Deciding on expansion markets is more than just placing a dot on a map. Even though the failed expansion clubs of North Queensland Fury and Gold Coast United were mainly driven, in desperation, by the need to secure stadiums for the 2022 FIFA World Cup bid, there is normally a fair amount of variables that are taken into consideration before deciding where a new club should be based.

First of all, there needs to be a considerable population base to support a team. This is so there is enough people to convert into paid up fans and members, and also because of its desirability for television. Basically, both pay and free-to-air television want an increase in eyeballs with any new expansion club, but pay television also takes into consideration the potential to grow the subscriptions in that region. Another crucial element is that there is a football supporting population in the area and this can be crudely ascertained by registered playing data, as well as conducting surveys. Each club needs to be viable, and to achieve this it needs various sources of revenue, therefore the size of the corporate market is also taken into consideration.
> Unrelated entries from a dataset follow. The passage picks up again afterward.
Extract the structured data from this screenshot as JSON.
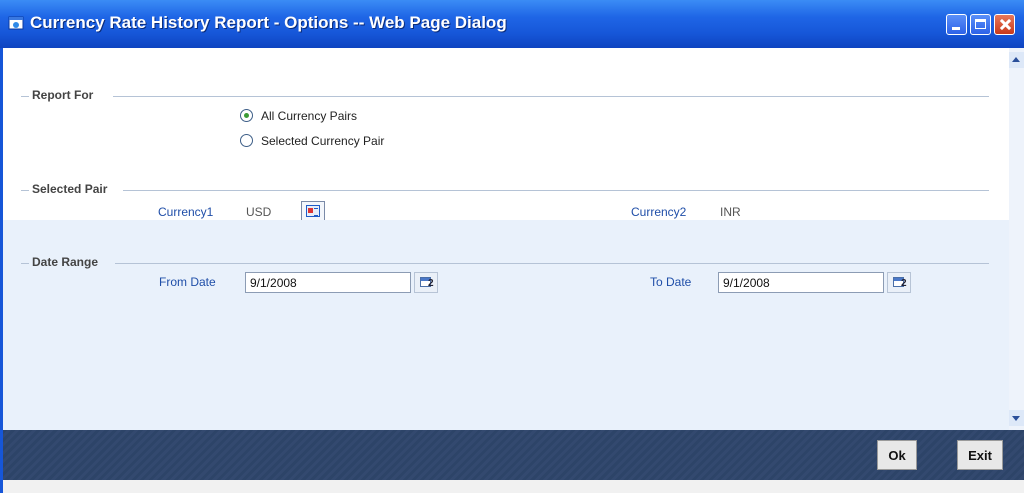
{
  "window": {
    "title": "Currency Rate History Report - Options -- Web Page Dialog"
  },
  "report_for": {
    "heading": "Report For",
    "options": [
      {
        "label": "All Currency Pairs",
        "checked": true
      },
      {
        "label": "Selected Currency Pair",
        "checked": false
      }
    ]
  },
  "selected_pair": {
    "heading": "Selected Pair",
    "currency1_label": "Currency1",
    "currency1_value": "USD",
    "currency2_label": "Currency2",
    "currency2_value": "INR"
  },
  "date_range": {
    "heading": "Date Range",
    "from_label": "From Date",
    "from_value": "9/1/2008",
    "to_label": "To Date",
    "to_value": "9/1/2008",
    "calendar_glyph": "2"
  },
  "footer": {
    "ok_label": "Ok",
    "exit_label": "Exit"
  },
  "icons": {
    "title": "ie-window-icon",
    "lookup": "lookup-list-icon",
    "calendar": "calendar-icon"
  },
  "colors": {
    "titlebar": "#1656d8",
    "field_label": "#1f4ea8",
    "lower_panel": "#e9f1fb",
    "footer": "#2d4468"
  }
}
It also explains the reason for why Gallop is pursuing with plans for a franchise to represent the regions of Sutherland, St George and Illawarra. Each region on their own is not deemed large enough in population to sustain a club. However, combined there is a total population of 900,000 people and playing population of more than 40,000, which makes this a more attractive proposition. The question is whether this super region representing quite a diverse area will work. The Tom Uglys Bridge seems to create a border between Sutherland shire and St George outer reaches. The south coast is another world again.

FFA believes they have a blueprint thanks to the lessons learned in launching Wanderers and they may have a case here. The misconception with western Sydney is that it is a diverse melting pot of people living in almost economic parity. This could not be further from the truth. The more affluent Bible Belt of the Hills district is very different to sub-continental enclaves that live along the eastern region of the Great Western Highway. The people of Penrith are just as parochial of their area as people on the Central Coast and Newcastle. Cabramatta and Campbelltown might as well exist on two different continents. Western Sydney is a disparate collection of communities and FFA was very successful in ‘uniting the tribes’.

But even with great execution in the set up, there is a fair bit of praying that the crowds will turn up and stay for the long haul. The decision to proceed with any new entity is educated guesswork and instinct, even if it is supported by mass amounts of data and expert advice.

Gallop’s legacy will always be determined by the size of the next media rights deal he can negotiate. With media rights being the single largest source of revenue for FFA, Gallop’s efforts in trying to double the current $40 million a year deal will make a massive impact on the federation’s top line.

It’s difficult to gain consensus on the impact that expansion will have on the value of any media rights deal. Even amongst former and current FFA administrators, they have differing opinions on this. Some err on the side of caution, while others see that increasing the amount of content adds value. Some media experts have cast doubt on the impact of expansion within the Sydney market will have on the current negotiations, but they too have been wrong in predicting the outcome of the last deal. The only real expert here is hindsight.

Welnix can pivot on FFA’s point of leverage to secure a win-win outcome by positioning the club as being vital in helping Gallop with his expansion efforts. By removing a financially stable Phoenix, FFA will need to find three licences to get to its desired 12-team competition. There is not exactly a conga line of willing investors, with deep enough pockets, who are willing to bankroll an A-League club. This presents an opportunity for Welnix to be seen to be working with FFA to reach its objectives, rather than Australian football giving a leg up to its neighbours.